Barbara Ann Zippi
Watching Angela Anastasia and her family in the kitchen of the History of Italian Immigration Museum on East Passyunk Avenue was taste-tempting every step of the way. She was joined by her daughters, her grandchildren and her husband, George, best-selling author and former reporter for the Philadelphia Inquirer.
George has shared the confidence of crime bosses and law enforcement worldwide and writes to demystify the lifestyle that so captures even today’s young Italians. He has twice been nominated for a Pulitzer Prize and was described on “60 Minutes” as “one of the most respected crime reporters in the country.”
And as fellow storyteller Francis Ford Coppola has shown, enriching his family’s heritage by investing in his ancestral town and producing wines, Anastasia’s pride in his roots is shared in the kitchen daily with his wife Angela sharing their Italian culture, most especially in the art of the meal.
In the past season of Ciao Bella, we had the opportunity to watch Angela Anastasia in action with her famous escarole soup and soup croutons. Everyone has a version but Anastasia’s takes two days to make.
She proudly shares this recipe handed down by her mother Filamena Canzanese Musumeci. Mother Filomena’s family was born in Camden, N.J., where Anastasia’s grandfather, one of seven, was a partner in the Seven Brothers Bakery. When the opportunity arose, her grandfather bought his own bakery in the town of Swedesboro, N.J. The family relocated and all the siblings worked in the business. Anastasia’s grandmother’s kitchen became the hub of many family gatherings, where food was plentiful and delicious. Her mother Filomena and her five aunts all had what some call “the taste,” an almost magical way of cooking. Here she shares her secrets for “the taste.”
Put on your apron and buon appetito from the Anastasia family.
2 ribs celery
1 small onion
1 sprig Italian parsley
Small tomato, chopped
12-16 boneless skinless chicken thighs
Use enough water to cover the chicken thighs, celery, carrots, onion and parsley.
Bring to a slow boil and skim off top foam. Add seasoning and let simmer for one to two hours.
Cool slightly, remove chicken and strain broth. Taste for seasoning. Refrigerate chicken and broth separately. The next day, remove most of the fat from the top of the soup.
Shred chicken. Refrigerate until assembling with meatballs and escarole.
1 pound beef, pork and veal mix
2 slices of bread
1/2 cup grated cheese
1 tsp minced onion
1 sprig Italian parsley, chopped
In bowl, break up bread, add rest of ingredients and mix together with fork.
Add meat, mix gently, let rest.
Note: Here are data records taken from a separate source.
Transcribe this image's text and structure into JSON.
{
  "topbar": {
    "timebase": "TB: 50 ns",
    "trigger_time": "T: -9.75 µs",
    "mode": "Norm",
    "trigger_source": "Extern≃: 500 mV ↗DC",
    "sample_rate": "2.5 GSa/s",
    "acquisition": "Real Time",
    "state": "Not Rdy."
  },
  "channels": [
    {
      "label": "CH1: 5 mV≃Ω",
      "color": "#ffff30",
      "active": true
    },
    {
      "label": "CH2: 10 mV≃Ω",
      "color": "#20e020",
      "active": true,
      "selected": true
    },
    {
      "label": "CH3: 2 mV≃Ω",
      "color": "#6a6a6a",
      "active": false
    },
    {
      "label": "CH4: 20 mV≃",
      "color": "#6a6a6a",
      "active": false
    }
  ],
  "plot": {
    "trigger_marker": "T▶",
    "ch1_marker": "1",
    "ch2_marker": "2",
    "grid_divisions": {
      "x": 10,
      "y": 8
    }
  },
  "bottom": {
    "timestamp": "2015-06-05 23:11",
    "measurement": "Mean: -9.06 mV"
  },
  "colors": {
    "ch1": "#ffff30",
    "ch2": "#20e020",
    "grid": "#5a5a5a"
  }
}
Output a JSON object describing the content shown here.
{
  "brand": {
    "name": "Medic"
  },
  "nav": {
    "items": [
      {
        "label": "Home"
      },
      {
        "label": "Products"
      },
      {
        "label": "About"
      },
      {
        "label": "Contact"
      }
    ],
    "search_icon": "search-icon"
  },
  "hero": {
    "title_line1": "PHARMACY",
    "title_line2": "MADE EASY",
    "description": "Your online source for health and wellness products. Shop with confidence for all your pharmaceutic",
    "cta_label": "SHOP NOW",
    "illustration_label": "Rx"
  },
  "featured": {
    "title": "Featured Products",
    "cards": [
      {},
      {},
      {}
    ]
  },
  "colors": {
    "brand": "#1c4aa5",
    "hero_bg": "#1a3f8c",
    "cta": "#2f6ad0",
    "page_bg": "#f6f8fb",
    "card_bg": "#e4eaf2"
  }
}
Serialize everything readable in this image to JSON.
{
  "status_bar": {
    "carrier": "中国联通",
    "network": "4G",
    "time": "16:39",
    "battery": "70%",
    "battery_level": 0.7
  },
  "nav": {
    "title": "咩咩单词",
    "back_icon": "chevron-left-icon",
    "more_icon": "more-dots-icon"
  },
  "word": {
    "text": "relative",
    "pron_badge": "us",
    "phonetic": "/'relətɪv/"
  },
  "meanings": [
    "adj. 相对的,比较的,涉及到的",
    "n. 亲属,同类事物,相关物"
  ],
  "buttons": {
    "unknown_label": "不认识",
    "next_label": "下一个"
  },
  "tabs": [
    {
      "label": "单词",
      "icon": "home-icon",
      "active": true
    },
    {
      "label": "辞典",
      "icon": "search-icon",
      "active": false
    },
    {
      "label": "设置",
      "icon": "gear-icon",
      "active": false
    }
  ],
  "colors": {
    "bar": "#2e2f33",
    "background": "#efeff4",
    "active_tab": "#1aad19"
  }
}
Use very small amount of meat mixture and roll into small tiny meatballs. Will make approximately 100 to 125 tiny meatballs.
Bring large pot of water to boil, add meatballs and simmer for a few minutes, meatballs will rise to top when done. Remove from pot with a slotted spoon and lay to drain on folded paper towels. Refrigerate until ready to add to soup.
2 to 3 heads of escarole
In a large pot clean escarole by placing whole heads leaf side down in cold water.
Lift and dump water and repeat until no sand or debris is left in water from the escarole.
Trim off outsides leaves, discard anything bruised. Trim off bottom, chop the rest.
Cook in boiling salted water until soft. Drain well, pressing out water.
Excess water will dilute soup. Refrigerate until ready to add to soup.
12 tbsp breadcrumbs
6 tbsp locatelli grated cheese
1 tsp baking powder
1 sprig minced Italian parsley
2 tsp Lawry’s lemon pepper
Freshly grated breadcrumbs must be used. Do to use canned/commercial.
Gently combine all ingredients and put into a generously greased 13 x 9 pan.
Bake 375 for 20 to 25 minutes. When cooled cut into small squares and store in covered container. Refrigerate.
Heat soup broth and add shredded chicken, meatballs and escarole. Heat through to almost boiling point. Place a few soup croutons in each bowl and pour escarole soup over.
Finish with a sprinkling of grated locatelli.